District 7 Mural - Greenlaw Community Center
Branching out from the center, you will see two different families. In both family portraits, you see children positioned next to a mother, as well as a father. The family on the left is the Golden family, who operate the community center; on the right, the Fitzpatricks. It has been proven over and over that statistically, children who grow up in single parent homes are all more likely to drop out of high school, join gangs, spend time in prison, have children out of wedlock, and so on. So the goal of these figures is to emphasize the importance of family...these two families serve to represent a new normative standard of family values in the neighborhood. You will also notice that the father figures on the outsides hold lanterns, which are synonymous with the principles of finding the correct path, and or guidance.
They also interact well with the next two figures on the outside of the families, which are a young man, and young lady, reading from a book. This is to represent how crucial reading and education are to one’s future and well-being. The way the school system is set up, more funding is funneled to school districts in more economically stable parts of town, so these images strive to encourage young people to read and make strides within their education. On the outsides of these images, the payoff: A young lady and young man, both holding diplomas. I believe the subconscious communication will go a long way over the course of the following generations, prompting students to stay determined, and push toward a diploma, whether it be high school or college.
On the far ends of the mural, we find two prominent Civil Rights figures: On the left, Martin Luther King Jr., who needs no introduction. On the far right, Jesse Owens. I thought that Owens would be a good figure to portray on this mural because the community center has a strong focus on athletics. So this will encourage the youth to stand for a transcendent meaning, to stand for something more within their athletic endeavors. Again, all of these images are based around the principle of "Courage". It takes courage to raise and nurture a healthy family. It takes courage to pursue an education, and it there are worthwhile benefits. It takes courage to stand for something more, to be a light in darkness."
About the Artist
Brandon Marshall is a Memphis artist and musician. He performs as Artistik Approach together with UrbanArt's Siphne Sylve.
Marshall is a Memphis boy, born and raised. He grew up in East Memphis, and when he was 8 or 9 years old, he and his friends started sneaking down into the vast network of drainage ditches that run under the city. The ditches were originally designed to address the problem of stagnant water and prevent the spread of yellow fever. By the time Marshall discovered them, the tunnels had become a safe place for Memphis graffiti artists to practice their skills.

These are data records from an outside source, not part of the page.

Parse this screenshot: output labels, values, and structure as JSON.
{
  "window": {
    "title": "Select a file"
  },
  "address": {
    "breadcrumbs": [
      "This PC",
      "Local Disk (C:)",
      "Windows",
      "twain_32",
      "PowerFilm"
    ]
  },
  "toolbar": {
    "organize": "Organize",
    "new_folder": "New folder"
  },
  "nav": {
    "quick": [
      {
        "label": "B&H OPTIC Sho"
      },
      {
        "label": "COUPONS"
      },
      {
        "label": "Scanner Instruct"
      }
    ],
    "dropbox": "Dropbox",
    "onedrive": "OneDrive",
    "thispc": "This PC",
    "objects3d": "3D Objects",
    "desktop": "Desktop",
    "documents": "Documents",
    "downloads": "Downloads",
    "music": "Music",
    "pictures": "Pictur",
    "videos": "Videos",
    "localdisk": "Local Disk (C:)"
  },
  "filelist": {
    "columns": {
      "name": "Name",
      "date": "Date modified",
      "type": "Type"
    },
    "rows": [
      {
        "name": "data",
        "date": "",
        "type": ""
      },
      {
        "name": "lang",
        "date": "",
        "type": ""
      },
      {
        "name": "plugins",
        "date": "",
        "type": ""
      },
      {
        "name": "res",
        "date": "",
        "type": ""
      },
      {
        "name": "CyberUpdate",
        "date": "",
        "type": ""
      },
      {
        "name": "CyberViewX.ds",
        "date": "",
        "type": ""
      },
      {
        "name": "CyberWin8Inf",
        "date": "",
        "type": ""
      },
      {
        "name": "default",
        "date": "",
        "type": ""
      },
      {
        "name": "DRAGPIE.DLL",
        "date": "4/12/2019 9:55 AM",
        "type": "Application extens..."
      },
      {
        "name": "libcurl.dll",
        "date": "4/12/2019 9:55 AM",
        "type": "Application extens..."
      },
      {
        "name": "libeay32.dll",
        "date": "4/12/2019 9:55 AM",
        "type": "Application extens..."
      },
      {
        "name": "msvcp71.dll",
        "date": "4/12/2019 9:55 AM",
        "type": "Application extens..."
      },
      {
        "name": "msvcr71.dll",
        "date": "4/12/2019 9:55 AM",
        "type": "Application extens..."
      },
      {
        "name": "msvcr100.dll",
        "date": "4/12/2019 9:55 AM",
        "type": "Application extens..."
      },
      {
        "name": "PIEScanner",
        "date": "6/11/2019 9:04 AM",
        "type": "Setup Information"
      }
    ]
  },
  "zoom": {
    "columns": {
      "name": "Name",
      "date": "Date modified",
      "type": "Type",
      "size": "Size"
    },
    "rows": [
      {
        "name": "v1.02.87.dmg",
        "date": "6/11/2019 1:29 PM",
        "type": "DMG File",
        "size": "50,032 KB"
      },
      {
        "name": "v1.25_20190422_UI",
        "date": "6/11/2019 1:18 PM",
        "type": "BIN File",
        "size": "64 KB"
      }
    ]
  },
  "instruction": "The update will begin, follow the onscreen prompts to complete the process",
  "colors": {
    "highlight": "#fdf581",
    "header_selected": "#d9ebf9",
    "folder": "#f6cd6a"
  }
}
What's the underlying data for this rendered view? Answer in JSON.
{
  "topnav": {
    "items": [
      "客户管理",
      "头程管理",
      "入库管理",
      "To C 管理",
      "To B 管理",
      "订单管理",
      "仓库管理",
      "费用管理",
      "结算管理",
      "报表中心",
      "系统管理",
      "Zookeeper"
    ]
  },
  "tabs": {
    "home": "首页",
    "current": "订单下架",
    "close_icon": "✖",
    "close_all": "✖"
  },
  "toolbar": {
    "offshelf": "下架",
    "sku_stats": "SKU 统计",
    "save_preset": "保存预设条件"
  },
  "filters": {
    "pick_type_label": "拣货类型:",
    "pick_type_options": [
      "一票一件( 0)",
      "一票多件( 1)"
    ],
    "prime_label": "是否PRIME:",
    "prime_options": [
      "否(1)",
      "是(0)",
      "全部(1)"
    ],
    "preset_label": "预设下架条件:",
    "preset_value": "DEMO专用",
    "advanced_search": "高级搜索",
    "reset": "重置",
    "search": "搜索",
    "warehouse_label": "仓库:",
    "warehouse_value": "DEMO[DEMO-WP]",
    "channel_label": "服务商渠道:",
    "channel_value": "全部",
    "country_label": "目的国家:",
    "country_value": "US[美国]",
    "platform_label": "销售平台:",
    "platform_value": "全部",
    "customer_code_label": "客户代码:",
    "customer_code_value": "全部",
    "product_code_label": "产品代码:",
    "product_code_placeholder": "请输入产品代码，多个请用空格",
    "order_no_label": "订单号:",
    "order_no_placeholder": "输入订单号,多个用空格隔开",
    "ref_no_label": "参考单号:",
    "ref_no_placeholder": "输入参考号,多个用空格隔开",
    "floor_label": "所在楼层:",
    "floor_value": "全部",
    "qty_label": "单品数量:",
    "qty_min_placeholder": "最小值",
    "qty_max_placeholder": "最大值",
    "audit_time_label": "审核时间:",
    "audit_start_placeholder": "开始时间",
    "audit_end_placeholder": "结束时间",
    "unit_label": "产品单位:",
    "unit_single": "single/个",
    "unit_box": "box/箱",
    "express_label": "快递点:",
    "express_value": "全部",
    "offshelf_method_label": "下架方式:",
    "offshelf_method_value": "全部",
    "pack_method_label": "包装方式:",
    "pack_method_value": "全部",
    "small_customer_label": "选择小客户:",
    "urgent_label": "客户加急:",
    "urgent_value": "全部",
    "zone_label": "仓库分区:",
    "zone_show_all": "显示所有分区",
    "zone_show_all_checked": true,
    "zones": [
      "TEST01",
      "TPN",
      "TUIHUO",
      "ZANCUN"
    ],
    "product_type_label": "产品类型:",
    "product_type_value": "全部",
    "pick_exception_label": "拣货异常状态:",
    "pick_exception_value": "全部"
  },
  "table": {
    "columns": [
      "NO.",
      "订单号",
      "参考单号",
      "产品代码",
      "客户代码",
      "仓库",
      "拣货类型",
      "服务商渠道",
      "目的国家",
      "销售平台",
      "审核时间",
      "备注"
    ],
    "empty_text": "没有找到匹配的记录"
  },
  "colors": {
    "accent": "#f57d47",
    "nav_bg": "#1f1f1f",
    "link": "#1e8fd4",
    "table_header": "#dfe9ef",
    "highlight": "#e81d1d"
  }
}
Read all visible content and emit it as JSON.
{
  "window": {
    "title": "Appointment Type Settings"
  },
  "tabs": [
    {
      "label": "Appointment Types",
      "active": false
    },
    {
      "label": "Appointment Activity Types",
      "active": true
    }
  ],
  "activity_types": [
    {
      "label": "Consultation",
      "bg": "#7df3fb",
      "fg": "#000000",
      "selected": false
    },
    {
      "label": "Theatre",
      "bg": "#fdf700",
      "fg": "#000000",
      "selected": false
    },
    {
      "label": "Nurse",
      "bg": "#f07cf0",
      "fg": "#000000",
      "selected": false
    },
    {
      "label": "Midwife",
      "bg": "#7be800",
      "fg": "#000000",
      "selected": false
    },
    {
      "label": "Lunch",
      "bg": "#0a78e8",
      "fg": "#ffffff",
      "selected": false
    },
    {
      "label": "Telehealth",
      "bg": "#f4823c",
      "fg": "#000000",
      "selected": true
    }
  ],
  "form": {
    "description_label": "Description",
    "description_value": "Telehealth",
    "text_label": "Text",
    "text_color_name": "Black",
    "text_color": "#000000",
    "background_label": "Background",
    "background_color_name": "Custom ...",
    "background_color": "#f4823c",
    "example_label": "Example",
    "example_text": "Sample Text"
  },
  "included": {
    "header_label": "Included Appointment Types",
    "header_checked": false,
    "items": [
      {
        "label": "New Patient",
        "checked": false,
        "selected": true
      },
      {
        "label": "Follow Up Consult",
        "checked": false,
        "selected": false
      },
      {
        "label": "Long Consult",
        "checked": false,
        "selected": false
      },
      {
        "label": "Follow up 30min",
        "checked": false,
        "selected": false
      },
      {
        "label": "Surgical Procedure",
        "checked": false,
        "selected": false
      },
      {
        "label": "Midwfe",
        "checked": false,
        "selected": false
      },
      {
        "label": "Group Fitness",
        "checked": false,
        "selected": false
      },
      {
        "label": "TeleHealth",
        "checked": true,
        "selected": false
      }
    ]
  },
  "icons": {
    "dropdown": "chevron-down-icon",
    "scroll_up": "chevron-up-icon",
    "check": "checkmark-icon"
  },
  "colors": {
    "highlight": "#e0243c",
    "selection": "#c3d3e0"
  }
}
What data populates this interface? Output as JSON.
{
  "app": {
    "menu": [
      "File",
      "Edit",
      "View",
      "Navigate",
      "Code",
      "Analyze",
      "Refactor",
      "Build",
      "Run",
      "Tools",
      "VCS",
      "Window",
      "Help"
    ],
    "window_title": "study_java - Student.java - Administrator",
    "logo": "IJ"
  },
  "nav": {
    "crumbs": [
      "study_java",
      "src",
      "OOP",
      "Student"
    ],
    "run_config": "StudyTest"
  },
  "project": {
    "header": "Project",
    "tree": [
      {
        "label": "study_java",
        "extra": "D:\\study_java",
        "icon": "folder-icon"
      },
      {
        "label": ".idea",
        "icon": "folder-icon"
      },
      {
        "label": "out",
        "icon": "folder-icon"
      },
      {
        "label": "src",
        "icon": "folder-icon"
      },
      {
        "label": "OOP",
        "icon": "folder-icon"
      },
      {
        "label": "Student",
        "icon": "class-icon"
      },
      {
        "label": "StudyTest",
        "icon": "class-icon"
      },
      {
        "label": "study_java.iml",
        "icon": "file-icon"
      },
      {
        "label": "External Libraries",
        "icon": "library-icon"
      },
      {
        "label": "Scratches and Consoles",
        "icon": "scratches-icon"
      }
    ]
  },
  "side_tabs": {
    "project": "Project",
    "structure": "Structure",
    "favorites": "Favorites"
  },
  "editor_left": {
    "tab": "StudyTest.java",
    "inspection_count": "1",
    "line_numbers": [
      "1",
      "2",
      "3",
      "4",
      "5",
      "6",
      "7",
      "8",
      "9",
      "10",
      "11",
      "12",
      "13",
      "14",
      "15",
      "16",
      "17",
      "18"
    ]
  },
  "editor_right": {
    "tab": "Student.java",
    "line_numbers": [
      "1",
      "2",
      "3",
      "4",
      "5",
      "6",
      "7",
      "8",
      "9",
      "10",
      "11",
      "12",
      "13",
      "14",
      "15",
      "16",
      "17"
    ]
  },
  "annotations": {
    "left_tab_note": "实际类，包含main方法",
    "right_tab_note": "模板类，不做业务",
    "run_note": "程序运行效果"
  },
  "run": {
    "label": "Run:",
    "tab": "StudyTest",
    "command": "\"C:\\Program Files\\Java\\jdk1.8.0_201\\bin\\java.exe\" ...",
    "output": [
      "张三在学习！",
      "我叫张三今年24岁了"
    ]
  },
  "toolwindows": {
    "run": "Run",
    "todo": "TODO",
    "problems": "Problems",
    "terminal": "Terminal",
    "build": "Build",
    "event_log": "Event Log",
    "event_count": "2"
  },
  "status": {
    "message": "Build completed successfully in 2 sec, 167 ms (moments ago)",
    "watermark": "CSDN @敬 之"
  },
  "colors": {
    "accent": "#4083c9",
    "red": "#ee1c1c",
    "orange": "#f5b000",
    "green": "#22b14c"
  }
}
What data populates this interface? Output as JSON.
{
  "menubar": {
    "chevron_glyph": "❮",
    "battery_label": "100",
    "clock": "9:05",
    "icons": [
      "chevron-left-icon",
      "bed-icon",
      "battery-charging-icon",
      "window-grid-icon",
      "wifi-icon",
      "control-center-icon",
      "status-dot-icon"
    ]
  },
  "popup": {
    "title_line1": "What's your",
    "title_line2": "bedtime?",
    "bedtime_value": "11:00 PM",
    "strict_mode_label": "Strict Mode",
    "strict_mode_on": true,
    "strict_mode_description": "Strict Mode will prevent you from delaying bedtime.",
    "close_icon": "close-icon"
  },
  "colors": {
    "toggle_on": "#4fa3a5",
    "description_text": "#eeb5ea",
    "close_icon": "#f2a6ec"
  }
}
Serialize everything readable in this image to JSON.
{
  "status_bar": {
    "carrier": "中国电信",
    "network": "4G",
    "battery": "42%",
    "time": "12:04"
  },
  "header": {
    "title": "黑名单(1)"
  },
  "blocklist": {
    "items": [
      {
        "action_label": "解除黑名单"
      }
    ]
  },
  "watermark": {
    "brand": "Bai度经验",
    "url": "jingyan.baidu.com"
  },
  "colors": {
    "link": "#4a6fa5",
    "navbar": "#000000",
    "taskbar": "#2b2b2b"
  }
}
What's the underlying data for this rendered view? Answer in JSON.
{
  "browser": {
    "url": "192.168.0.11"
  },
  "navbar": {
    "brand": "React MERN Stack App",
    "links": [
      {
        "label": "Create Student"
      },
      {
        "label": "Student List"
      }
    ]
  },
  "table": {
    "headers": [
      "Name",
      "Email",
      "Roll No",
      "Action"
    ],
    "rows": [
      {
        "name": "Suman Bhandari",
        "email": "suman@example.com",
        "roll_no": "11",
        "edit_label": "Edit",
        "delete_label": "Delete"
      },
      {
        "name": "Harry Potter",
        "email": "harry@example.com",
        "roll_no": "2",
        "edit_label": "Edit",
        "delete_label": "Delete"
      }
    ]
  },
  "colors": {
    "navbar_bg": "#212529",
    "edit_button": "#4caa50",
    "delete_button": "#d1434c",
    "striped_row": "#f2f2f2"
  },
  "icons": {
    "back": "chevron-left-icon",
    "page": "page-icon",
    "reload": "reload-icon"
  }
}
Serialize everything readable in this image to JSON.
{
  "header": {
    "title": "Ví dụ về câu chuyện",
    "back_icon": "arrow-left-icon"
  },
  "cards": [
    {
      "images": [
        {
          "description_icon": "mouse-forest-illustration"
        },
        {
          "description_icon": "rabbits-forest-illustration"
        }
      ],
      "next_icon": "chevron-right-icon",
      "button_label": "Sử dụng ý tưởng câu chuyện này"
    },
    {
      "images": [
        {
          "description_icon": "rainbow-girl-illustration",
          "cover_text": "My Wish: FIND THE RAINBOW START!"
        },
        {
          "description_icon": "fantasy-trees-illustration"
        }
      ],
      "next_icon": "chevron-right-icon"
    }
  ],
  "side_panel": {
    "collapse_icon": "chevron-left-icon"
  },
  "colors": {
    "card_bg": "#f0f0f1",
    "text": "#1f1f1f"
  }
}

Marshall and his friends were fascinated by the different artists whose work they saw both under and aboveground. By age 13, the boys were buying spray paint and trying to make their own marks. His friends eventually drifted away from graffiti, but Marshall was hooked. Graffiti had become a way for him to be alone in his thoughts and process emotion. Marshall spent his high school years working to improve his skills and build his identity as a graffiti artist.